HIV-HCV co-infected patients are particularly concerned by liver disease due to immune activation/inflammation, exposure to antiretroviral agents and evolution of HCV co-infection. Polyphenols contained in coffee have several hepato-protective properties. Elevated coffee consumption has already been associated with a reduced risk of insulin resistance and lower levels of liver enzymes in co-infected patients (Carrieri et al. CID 2014, Carrieri et al. JHEPAT 2013). However its association with overall mortality is unknown. This study aimed to investigate the effect of coffee consumption and other behaviors on mortality risk in HIV-HCV co-infected patients.
The ANRS CO13 HEPAVIH cohort is a French nationwide prospective cohort of HIV-HCV co-infected patients with medical and psycho-social/behavioral data collection using self-administered questionnaires at enrolment (M0) and every 12 months thereafter until M60. The present study’s outcome was all-cause mortality reported between M0 and M60. We used a Cox proportional hazards model to study the effect of coffee consumption on mortality.

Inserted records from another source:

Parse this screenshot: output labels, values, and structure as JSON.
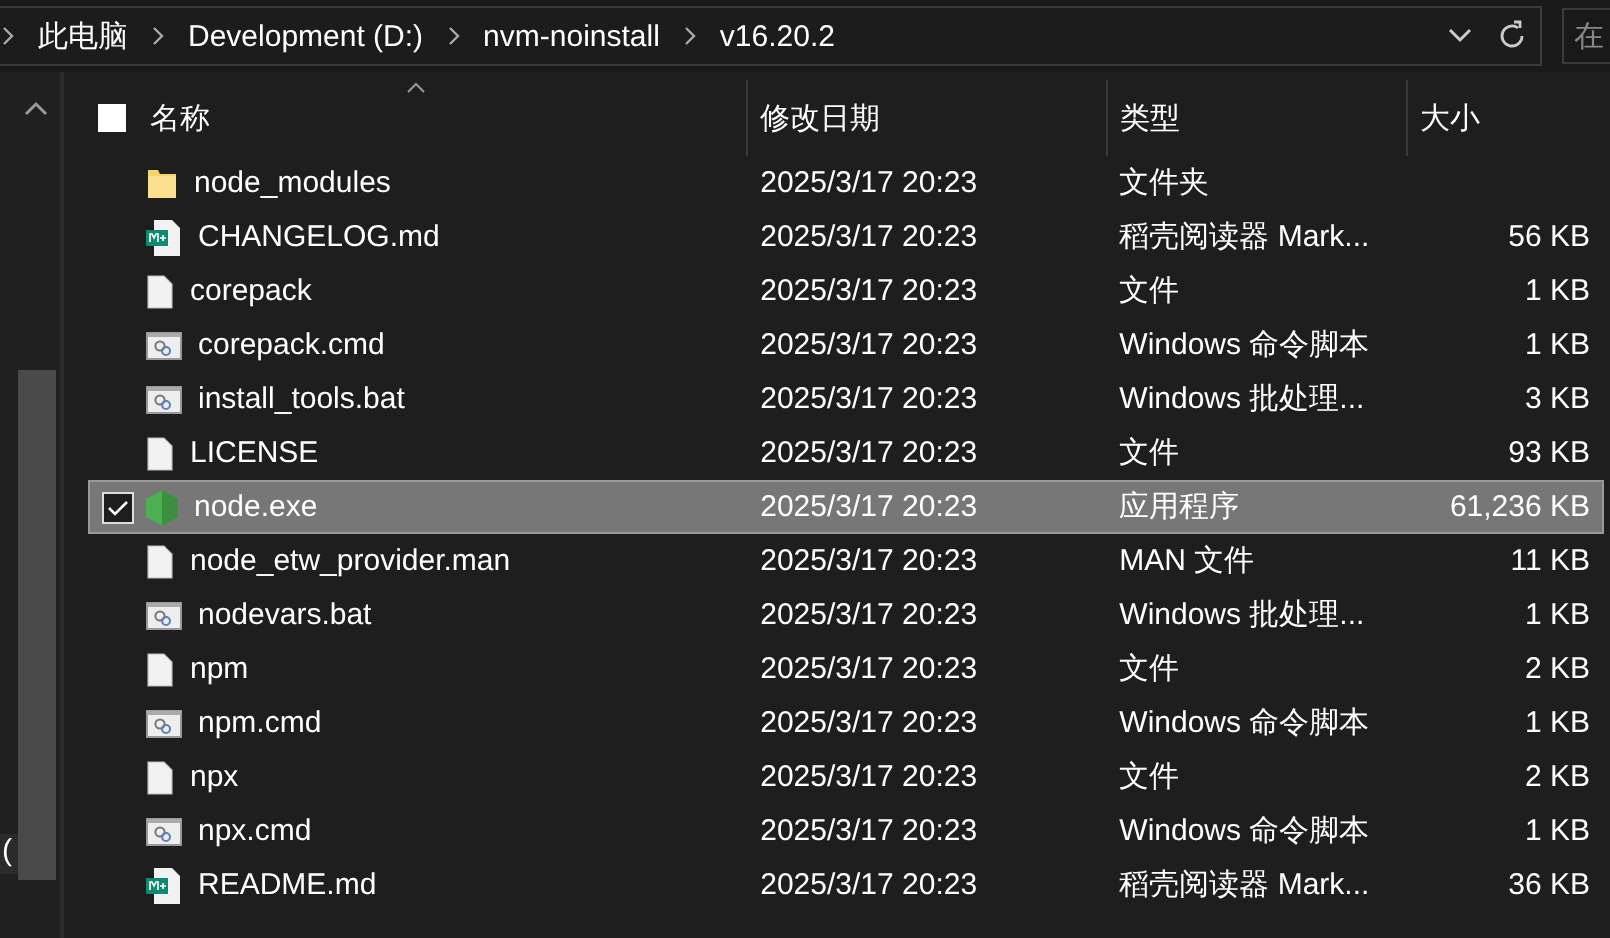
{
  "address_bar": {
    "segments": [
      "此电脑",
      "Development (D:)",
      "nvm-noinstall",
      "v16.20.2"
    ]
  },
  "search": {
    "placeholder": "在"
  },
  "nav_pane": {
    "text": "("
  },
  "select_all": {
    "checked": false
  },
  "columns": [
    {
      "label": "名称",
      "sorted": true
    },
    {
      "label": "修改日期",
      "sorted": false
    },
    {
      "label": "类型",
      "sorted": false
    },
    {
      "label": "大小",
      "sorted": false
    }
  ],
  "rows": [
    {
      "kind": "folder",
      "name": "node_modules",
      "modified": "2025/3/17 20:23",
      "type": "文件夹",
      "size": "",
      "selected": false
    },
    {
      "kind": "markdown",
      "name": "CHANGELOG.md",
      "modified": "2025/3/17 20:23",
      "type": "稻壳阅读器 Mark...",
      "size": "56 KB",
      "selected": false
    },
    {
      "kind": "file",
      "name": "corepack",
      "modified": "2025/3/17 20:23",
      "type": "文件",
      "size": "1 KB",
      "selected": false
    },
    {
      "kind": "script",
      "name": "corepack.cmd",
      "modified": "2025/3/17 20:23",
      "type": "Windows 命令脚本",
      "size": "1 KB",
      "selected": false
    },
    {
      "kind": "script",
      "name": "install_tools.bat",
      "modified": "2025/3/17 20:23",
      "type": "Windows 批处理...",
      "size": "3 KB",
      "selected": false
    },
    {
      "kind": "file",
      "name": "LICENSE",
      "modified": "2025/3/17 20:23",
      "type": "文件",
      "size": "93 KB",
      "selected": false
    },
    {
      "kind": "exe",
      "name": "node.exe",
      "modified": "2025/3/17 20:23",
      "type": "应用程序",
      "size": "61,236 KB",
      "selected": true
    },
    {
      "kind": "file",
      "name": "node_etw_provider.man",
      "modified": "2025/3/17 20:23",
      "type": "MAN 文件",
      "size": "11 KB",
      "selected": false
    },
    {
      "kind": "script",
      "name": "nodevars.bat",
      "modified": "2025/3/17 20:23",
      "type": "Windows 批处理...",
      "size": "1 KB",
      "selected": false
    },
    {
      "kind": "file",
      "name": "npm",
      "modified": "2025/3/17 20:23",
      "type": "文件",
      "size": "2 KB",
      "selected": false
    },
    {
      "kind": "script",
      "name": "npm.cmd",
      "modified": "2025/3/17 20:23",
      "type": "Windows 命令脚本",
      "size": "1 KB",
      "selected": false
    },
    {
      "kind": "file",
      "name": "npx",
      "modified": "2025/3/17 20:23",
      "type": "文件",
      "size": "2 KB",
      "selected": false
    },
    {
      "kind": "script",
      "name": "npx.cmd",
      "modified": "2025/3/17 20:23",
      "type": "Windows 命令脚本",
      "size": "1 KB",
      "selected": false
    },
    {
      "kind": "markdown",
      "name": "README.md",
      "modified": "2025/3/17 20:23",
      "type": "稻壳阅读器 Mark...",
      "size": "36 KB",
      "selected": false
    }
  ]
}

Over a median [IQR] follow-up of 5.0 [3.9-5.8] years, 77 deaths occurred among 1,035 eligible patients, corresponding to a mortality rate [95% CI] of 1.64 [1.31-2.05]/100 person-years. Leading causes of death were: related to HCV (including hepatocellular carcinoma, n=33, 43%), to cancers (unrelated to AIDS or HCV) (n=9, 12%), and to AIDS (n=8, 10%). Elevated coffee consumption (≥3 cups/day) was reported by 26.3% of the patients at M0. It was, as a time-varying covariate, significantly associated with a 50% reduced risk of mortality (HR [95%CI] = 0.5 [0.3-1.0], p=0.045), after adjustment for gender and other time-varying factors as follows: precarious housing, having a steady partner, alcohol and tobacco use, HIV stage, CD4+ cell count ≤200/mm3, HCV treatment status (ongoing treatment: HR [95%CI] = 0.9 [0.4-2.1]; treated but not cured: 0.6 [0.3-1.3]; treated and cured: 0.2 [0.1-0.5]; treatment naive: reference).
This study indicates a possible protective effect of elevated coffee intake on mortality in HIV-HCV co-infected patients. This association is independent of HIV immunological status and HCV clearance. As this effect may be mediated by coffee compounds having anti-inflammatory and anti-fibrotic properties, these results underline the need of evaluating the benefits of coffee extracts and supplementing dietary intake of other anti-inflammatory compounds in this population.